Calgary has the highest year over year spike in new housing prices in Canada at 7.5 per cent.

One economist, Jack Mintz, says it’s a matter of supply and demand.

The director of the University of Calgary's School of Public Policy says the city’s effort to curb urban sprawl is helping drive new home prices up.

“Calgary now has moved towards what's called an intensification strategy. And it’s a good thing to have some intensification because you don't want to hollow out the middle of the city,” says Mintz.

“But you have to have some balance and if there's no more expansion that's going to be allowed, maybe we have to close down parks to make way for new housing. Otherwise prices are going to go up because you're simply going to have higher land prices.”

Affordable housing concerns

Mintz says the city needs to think carefully about limiting new housing development if it wants to make housing more affordable.

“The prices can be policy induced. And if you think of it being artificially high that can happen if you're no longer getting enough supply relative to the number of people who want to move into Calgary. And, of course, if prices become very high in Calgary they're going to end up moving to Airdrie and other communities around Calgary instead.”

Calgary realtor Len T. Wong also points to the shortage of land for the reason home prices are going up.

"The demand is more than what the city is ready to release. So that's what's driving that there,” he said.

"From what I understand in the north part of town there isn't much land left for new home builds. "

Wong says overall housing prices were up by about 10 per cent in the first three months of this year. And, that once again, he’s seeing multiple offers and some houses selling for above list price.

Building costs up

Economist Todd Hirsch, however, points to last year's flood as a big factor.

"I think that's part of the reason building costs and material costs and labour costs are a little bit elevated in Calgary still because again we're not seeing the same impact in Edmonton," he said. 

"So I think Calgary’s flood last year still having some residual carry over effect to these new home prices even today."

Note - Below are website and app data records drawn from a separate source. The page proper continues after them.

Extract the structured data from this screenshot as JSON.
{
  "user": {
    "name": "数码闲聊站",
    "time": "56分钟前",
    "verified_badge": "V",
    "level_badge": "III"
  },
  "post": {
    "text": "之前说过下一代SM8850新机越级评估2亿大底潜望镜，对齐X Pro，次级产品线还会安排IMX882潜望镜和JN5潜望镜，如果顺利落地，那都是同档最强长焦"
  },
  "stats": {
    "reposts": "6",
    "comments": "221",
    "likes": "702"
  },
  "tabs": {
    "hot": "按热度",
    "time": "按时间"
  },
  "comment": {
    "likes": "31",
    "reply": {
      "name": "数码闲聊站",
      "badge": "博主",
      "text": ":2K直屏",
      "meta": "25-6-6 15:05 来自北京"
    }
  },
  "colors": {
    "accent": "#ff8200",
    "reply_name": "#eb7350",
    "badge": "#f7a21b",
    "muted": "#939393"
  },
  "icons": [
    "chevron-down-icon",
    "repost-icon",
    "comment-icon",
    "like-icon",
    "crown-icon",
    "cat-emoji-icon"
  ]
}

Hirsch says once the flood rebuilding is complete, building costs will come down — and we will likely see more moderate growth in new home prices.